* _Records shown_
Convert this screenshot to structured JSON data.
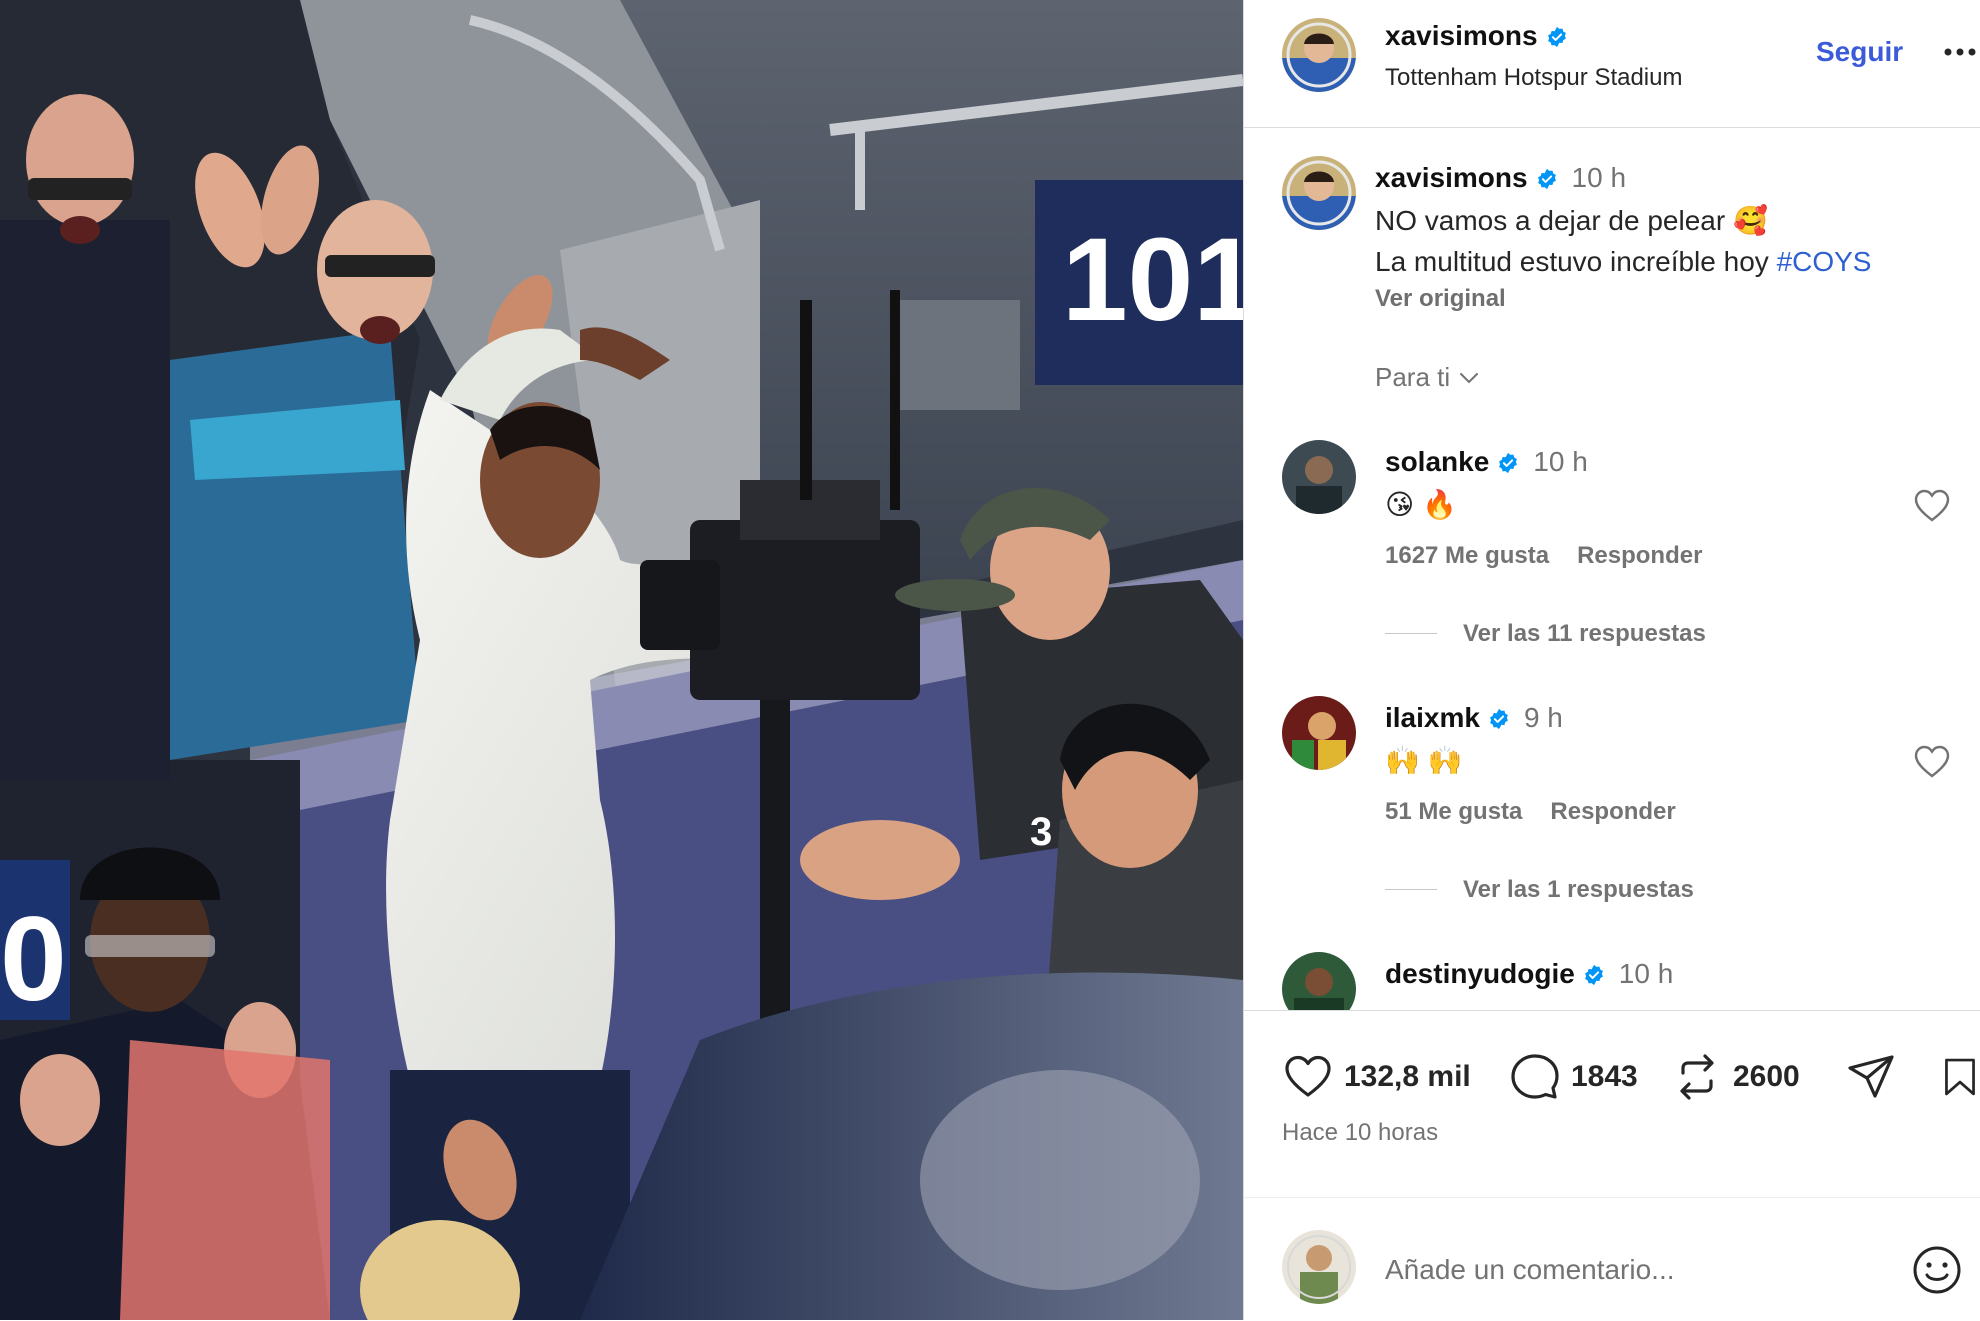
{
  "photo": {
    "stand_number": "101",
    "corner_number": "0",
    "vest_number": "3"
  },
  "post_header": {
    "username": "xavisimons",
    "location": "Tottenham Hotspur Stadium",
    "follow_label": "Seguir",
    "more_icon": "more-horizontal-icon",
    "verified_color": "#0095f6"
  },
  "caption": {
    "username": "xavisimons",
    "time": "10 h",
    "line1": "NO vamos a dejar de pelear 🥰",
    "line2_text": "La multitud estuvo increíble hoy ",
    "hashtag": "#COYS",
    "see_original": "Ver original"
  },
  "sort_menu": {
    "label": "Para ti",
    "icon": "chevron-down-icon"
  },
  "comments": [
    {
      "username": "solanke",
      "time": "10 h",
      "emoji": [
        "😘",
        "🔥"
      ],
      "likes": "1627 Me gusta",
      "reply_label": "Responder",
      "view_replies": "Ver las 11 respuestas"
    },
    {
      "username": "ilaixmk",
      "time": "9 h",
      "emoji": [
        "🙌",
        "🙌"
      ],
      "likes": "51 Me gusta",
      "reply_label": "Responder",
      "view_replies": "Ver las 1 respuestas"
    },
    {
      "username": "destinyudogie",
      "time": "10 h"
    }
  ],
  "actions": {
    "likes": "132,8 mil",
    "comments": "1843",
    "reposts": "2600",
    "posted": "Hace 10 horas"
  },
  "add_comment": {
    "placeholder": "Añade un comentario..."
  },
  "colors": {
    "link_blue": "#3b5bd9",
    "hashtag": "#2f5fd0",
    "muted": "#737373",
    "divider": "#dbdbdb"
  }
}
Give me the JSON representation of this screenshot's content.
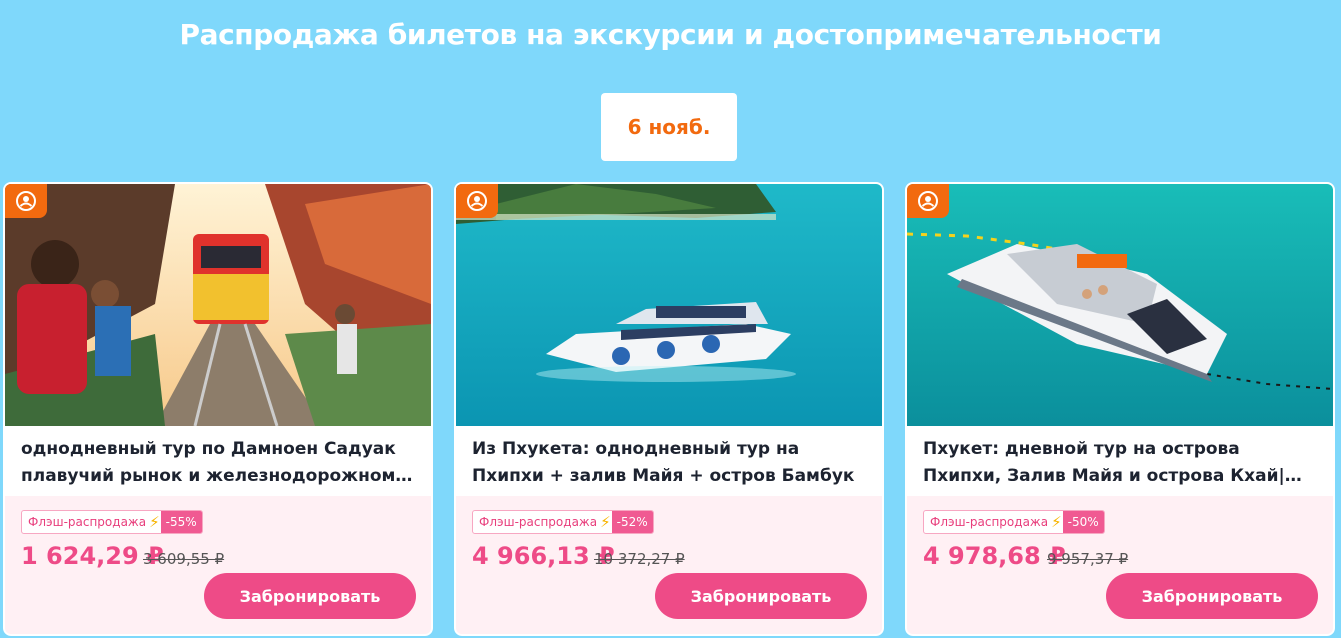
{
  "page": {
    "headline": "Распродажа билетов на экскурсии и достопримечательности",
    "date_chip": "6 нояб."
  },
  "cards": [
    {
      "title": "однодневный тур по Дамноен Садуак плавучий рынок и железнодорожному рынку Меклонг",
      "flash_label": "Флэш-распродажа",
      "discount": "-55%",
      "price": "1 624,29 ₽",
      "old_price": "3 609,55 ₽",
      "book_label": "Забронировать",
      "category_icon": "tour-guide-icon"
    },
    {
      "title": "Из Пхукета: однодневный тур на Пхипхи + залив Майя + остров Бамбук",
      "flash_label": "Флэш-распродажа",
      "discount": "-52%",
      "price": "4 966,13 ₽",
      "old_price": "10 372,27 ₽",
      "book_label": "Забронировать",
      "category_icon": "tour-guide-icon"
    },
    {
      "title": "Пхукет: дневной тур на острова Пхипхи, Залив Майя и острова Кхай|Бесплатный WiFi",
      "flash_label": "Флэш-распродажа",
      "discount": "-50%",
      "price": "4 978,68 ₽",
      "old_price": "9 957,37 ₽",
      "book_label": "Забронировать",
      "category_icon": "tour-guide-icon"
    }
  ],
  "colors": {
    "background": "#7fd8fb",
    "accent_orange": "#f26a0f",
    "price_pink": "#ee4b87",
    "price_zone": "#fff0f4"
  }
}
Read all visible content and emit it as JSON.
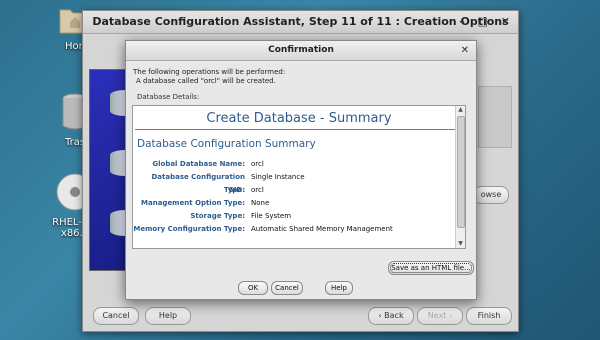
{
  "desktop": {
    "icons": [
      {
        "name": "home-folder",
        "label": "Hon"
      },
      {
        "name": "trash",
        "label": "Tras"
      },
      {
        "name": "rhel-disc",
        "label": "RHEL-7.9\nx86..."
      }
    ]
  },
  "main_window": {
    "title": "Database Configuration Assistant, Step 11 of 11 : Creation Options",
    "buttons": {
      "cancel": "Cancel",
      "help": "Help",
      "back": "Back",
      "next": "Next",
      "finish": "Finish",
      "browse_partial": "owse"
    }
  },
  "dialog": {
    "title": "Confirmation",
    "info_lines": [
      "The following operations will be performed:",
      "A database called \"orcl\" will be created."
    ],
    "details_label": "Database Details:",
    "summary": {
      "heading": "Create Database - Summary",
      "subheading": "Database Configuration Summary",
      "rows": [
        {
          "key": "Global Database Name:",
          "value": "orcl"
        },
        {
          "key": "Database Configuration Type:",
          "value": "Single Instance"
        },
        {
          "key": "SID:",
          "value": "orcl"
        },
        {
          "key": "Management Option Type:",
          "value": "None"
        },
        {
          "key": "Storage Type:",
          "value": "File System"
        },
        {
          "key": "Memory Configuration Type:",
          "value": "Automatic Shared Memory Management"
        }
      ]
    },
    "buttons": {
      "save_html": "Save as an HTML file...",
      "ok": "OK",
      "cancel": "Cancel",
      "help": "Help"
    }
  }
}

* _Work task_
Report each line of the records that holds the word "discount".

* _Expected answer_
      "discount": "-55%",
      "discount": "-52%",
      "discount": "-50%",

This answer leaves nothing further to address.